We are very aware that Foster residents are still paying for the bond incurred for the construction of the new middle school through their taxes; after all, we’re taxpayers too! Final cost estimates will be provided by the architects in the fall of 2014, but we anticipate this project to ** cost approximately $ 4 million; this will cover everything from the foundation to the furniture and fixtures.
We have secured a major grant from a foundation and are looking for additional grant monies. We will pursue private donations and we will take advantage of the state’s library construction reimbursement program. This program reimburses ½ of the eligible construction costs over 20 years. Please follow this link for more information on this program:
We will, in all likelihood, need to request a bond from the town. The amount of this bond will be a fraction of the total cost. The actual amount will be determined by our success in securing further grants, our fundraising, and major gifts.






Total Construction Cost: $3,720,200

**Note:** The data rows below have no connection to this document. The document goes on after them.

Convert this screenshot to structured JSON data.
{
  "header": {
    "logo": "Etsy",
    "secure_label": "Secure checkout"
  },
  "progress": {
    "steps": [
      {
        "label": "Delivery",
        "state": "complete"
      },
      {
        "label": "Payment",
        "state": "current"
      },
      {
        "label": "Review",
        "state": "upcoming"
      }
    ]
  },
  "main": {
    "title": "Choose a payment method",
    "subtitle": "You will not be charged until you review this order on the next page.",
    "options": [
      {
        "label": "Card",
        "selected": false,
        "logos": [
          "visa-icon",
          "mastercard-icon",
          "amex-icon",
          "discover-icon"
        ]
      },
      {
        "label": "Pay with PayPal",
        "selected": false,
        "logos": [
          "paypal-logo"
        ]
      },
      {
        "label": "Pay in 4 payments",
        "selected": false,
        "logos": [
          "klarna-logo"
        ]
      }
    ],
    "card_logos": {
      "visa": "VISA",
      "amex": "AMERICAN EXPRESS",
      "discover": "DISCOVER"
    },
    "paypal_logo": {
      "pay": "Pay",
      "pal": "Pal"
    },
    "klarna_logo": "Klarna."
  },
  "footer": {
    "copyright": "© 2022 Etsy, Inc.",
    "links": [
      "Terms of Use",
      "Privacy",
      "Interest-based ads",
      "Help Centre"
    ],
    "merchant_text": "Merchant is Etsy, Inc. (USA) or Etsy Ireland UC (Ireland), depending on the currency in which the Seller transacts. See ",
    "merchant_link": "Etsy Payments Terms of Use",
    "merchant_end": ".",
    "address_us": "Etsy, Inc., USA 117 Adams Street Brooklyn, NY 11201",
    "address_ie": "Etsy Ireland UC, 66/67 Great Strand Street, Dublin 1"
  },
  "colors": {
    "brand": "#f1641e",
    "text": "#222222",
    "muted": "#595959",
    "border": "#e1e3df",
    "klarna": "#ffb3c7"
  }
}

Ballpark State Reimbursement: *$1,490,850

*50% of construction up to $200/SF and 50% of FFE with no limit.

Secured Grants to date: $750,000

Townspeople Contribution: *$1,479,350

*This is the amount that would be generated through tax revenue IF WE PURSUED NO FURTHER GRANTS AND DID NO FUNDRAISING. The Board and the campaign committee is committed to raising the maximum amount of funds possible for this project so reduce the town burden.


Will the library or town have to pay for the site engineering costs at Simmons Crossing? New!

No!  The owners are absorbing the cost of the site preparation of the for the new library. 

Why can’t we use the high school or new middle school library? New!

There are issues of security, safety and space. Combining a school library and a public library in one would result in conflicts of materials selection and patron privacy vs. school security. No identification is needed to enter a public library, which is diametrically opposed to the security needs of a school.

How can I learn more?

Call or visit the libraries and speak with the director, Kris Chin, or email The Libraries of Foster at Visit the libraries’ website at

To learn more about Simmons Crossing, visit

How can I provide input?
Attend a community meeting, submit suggestions at the libraries, or talk with library staff or board members.